chapter  22
5 Pages

J.R.FINDLAY, review, Scotsman, 18 December 1850

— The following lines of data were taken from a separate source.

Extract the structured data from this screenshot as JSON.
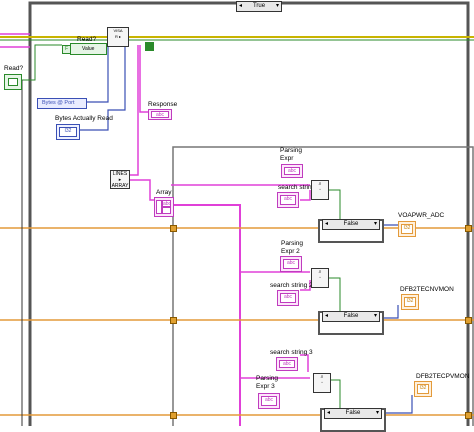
{
  "outer_case": {
    "selector": "True"
  },
  "top": {
    "read_label": "Read?",
    "value_label": "Value",
    "bool_const": "F"
  },
  "left": {
    "read_button_label": "Read?",
    "bytes_at_port": "Bytes @ Port",
    "bytes_actually_read": "Bytes Actually Read",
    "bytes_actually_read_type": "I32",
    "response_label": "Response",
    "response_type": "abc",
    "lines_to_array": "LINES ▸ ARRAY",
    "array_label": "Array",
    "array_type": "abc"
  },
  "blocks": [
    {
      "parsing_label": "Parsing Expr",
      "search_label": "search string",
      "case_value": "False",
      "indicator": "VOAPWR_ADC",
      "indicator_type": "I32"
    },
    {
      "parsing_label": "Parsing Expr 2",
      "search_label": "search string 2",
      "case_value": "False",
      "indicator": "DFB2TECNVMON",
      "indicator_type": "I32"
    },
    {
      "parsing_label": "Parsing Expr 3",
      "search_label": "search string 3",
      "case_value": "False",
      "indicator": "DFB2TECPVMON",
      "indicator_type": "I32"
    }
  ],
  "const_type": "abc",
  "colors": {
    "string_wire": "#e040d8",
    "numeric_wire": "#3a4fb5",
    "bool_wire": "#2a8a2a",
    "error_wire": "#c8b400",
    "orange_wire": "#e39a3a",
    "frame": "#444444"
  }
}
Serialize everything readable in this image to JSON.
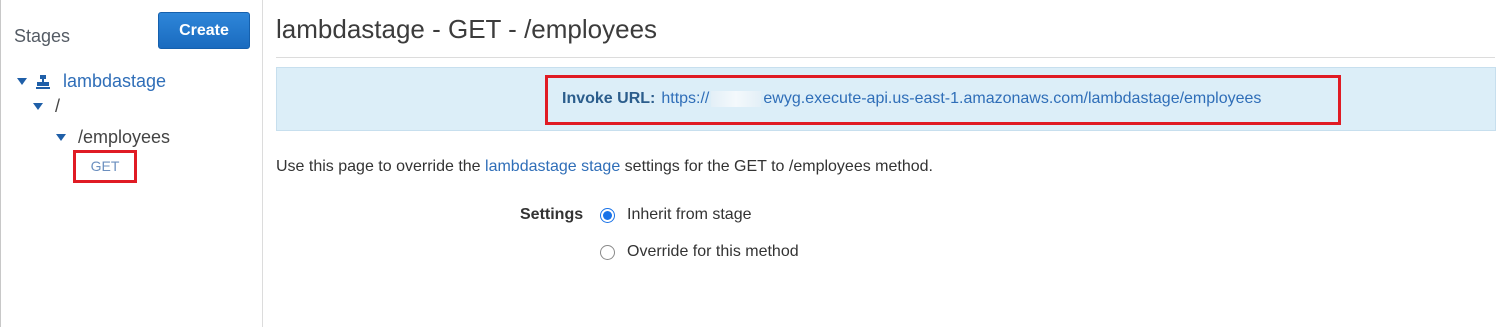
{
  "sidebar": {
    "heading": "Stages",
    "create_label": "Create",
    "tree": {
      "stage": "lambdastage",
      "root": "/",
      "resource": "/employees",
      "method": "GET"
    }
  },
  "main": {
    "title": "lambdastage - GET - /employees",
    "invoke": {
      "label": "Invoke URL:",
      "url_prefix": "https://",
      "url_suffix": "ewyg.execute-api.us-east-1.amazonaws.com/lambdastage/employees"
    },
    "description": {
      "prefix": "Use this page to override the ",
      "link": "lambdastage stage",
      "suffix": " settings for the GET to /employees method."
    },
    "settings": {
      "label": "Settings",
      "options": [
        {
          "label": "Inherit from stage",
          "selected": true
        },
        {
          "label": "Override for this method",
          "selected": false
        }
      ]
    }
  },
  "colors": {
    "accent": "#2f6eb8",
    "create_button": "#1a6bbf",
    "highlight": "#e01b24",
    "invoke_box": "#dceef8"
  },
  "icons": {
    "caret": "caret-down-icon",
    "stage": "stage-icon"
  }
}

Pendennis is ended; a supply of pleasure and wisdom, anticipated from month to month by many eager votaries, has ceased to flow; the last two bottles of this double dozen of fine-flavoured well-matured wine, have been sent in and drunk, and we must now patiently wait for a renewal of the stock. The readers of periodical novels contract a certain habit of exaction towards the authors who serve up their works in courses of two or three chapters at a time; they come to fancy that the feast should be perpetually renewed. When three volumes of fiction are devoured together, a certain time is felt to be necessary for the repose of both writer and reader, but when the former doles out the portions slowly, the latter is willing that they should be ‘continued.’ We wonder whether a clever romancist might not profitably take advantage of this feeling, and carry on a work for a series of years, either by spinning it out into seven or eight volumes, after Richardson, or by continually grafting one story to another, and interlacing the threads of interest in the fashion of the Arabian Nights.